▸ PROBLEM DESCRIPTION
Line tally for "brand": state how many lines of the entries include it, with no other text.

*** MATERIAL SHOWN Section Begins ***

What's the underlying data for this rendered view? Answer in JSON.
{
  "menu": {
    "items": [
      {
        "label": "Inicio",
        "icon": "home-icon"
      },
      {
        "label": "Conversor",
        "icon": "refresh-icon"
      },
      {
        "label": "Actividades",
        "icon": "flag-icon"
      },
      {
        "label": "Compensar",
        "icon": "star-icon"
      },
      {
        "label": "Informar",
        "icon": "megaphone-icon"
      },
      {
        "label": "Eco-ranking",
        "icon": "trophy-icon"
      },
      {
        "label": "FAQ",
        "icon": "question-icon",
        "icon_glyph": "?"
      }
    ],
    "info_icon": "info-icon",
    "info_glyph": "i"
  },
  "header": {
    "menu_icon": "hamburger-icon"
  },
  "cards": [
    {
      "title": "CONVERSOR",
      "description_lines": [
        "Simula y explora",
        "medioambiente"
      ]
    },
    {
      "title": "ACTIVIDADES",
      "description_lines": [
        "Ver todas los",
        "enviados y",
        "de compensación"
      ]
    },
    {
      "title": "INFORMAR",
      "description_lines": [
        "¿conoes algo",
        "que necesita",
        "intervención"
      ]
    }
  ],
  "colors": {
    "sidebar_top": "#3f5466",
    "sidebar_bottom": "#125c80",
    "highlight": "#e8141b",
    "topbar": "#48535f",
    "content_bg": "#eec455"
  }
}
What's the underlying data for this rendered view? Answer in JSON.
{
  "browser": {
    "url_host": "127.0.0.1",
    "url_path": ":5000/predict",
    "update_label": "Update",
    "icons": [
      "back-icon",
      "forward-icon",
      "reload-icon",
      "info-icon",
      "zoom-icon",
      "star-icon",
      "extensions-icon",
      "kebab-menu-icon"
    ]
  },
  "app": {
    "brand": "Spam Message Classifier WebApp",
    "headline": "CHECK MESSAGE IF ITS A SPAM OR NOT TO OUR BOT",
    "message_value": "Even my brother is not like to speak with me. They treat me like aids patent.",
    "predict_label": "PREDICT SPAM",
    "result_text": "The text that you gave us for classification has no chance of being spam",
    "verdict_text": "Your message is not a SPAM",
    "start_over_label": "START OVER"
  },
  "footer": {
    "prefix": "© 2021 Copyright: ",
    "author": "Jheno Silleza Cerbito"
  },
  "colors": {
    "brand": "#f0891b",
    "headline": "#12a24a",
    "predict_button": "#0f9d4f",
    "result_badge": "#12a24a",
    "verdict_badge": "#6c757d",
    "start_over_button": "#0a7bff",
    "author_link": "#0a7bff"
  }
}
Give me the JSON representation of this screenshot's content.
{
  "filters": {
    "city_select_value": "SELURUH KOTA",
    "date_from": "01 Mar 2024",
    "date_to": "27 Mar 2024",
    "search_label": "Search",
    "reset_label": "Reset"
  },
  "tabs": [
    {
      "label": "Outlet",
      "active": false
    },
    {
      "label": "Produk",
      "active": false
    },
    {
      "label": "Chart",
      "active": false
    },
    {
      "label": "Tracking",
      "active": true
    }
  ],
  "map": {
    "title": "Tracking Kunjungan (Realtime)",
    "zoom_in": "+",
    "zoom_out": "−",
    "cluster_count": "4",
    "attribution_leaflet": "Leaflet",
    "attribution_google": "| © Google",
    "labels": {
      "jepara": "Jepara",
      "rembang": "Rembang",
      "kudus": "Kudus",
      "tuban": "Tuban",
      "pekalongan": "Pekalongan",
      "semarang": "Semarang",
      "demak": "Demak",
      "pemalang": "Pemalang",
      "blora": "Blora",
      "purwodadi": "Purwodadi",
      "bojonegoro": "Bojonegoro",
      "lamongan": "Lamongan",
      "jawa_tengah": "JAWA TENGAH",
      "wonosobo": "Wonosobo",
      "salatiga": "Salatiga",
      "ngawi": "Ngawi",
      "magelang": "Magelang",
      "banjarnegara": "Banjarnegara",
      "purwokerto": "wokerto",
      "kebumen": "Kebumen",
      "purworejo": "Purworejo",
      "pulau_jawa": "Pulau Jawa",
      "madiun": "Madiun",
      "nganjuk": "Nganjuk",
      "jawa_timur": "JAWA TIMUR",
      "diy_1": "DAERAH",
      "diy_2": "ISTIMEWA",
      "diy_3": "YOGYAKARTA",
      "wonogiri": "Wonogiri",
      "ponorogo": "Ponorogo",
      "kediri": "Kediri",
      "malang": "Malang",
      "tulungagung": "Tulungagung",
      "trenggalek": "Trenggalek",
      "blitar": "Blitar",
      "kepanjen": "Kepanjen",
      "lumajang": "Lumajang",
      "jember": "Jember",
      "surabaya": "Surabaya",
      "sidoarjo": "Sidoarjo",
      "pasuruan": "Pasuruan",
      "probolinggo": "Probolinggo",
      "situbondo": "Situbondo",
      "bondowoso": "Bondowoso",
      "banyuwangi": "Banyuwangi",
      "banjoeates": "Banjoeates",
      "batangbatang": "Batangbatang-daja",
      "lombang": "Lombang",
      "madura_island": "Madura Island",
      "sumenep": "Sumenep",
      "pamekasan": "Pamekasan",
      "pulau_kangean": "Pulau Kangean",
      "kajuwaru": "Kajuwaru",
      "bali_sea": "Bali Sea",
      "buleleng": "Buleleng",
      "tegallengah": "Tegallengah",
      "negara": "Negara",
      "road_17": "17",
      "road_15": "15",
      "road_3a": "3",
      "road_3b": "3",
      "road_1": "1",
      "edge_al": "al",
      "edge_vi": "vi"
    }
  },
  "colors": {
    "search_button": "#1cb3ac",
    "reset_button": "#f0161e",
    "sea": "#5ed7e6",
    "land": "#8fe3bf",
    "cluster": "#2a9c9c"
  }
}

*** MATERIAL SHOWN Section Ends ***

▸ ANSWER SECTION
2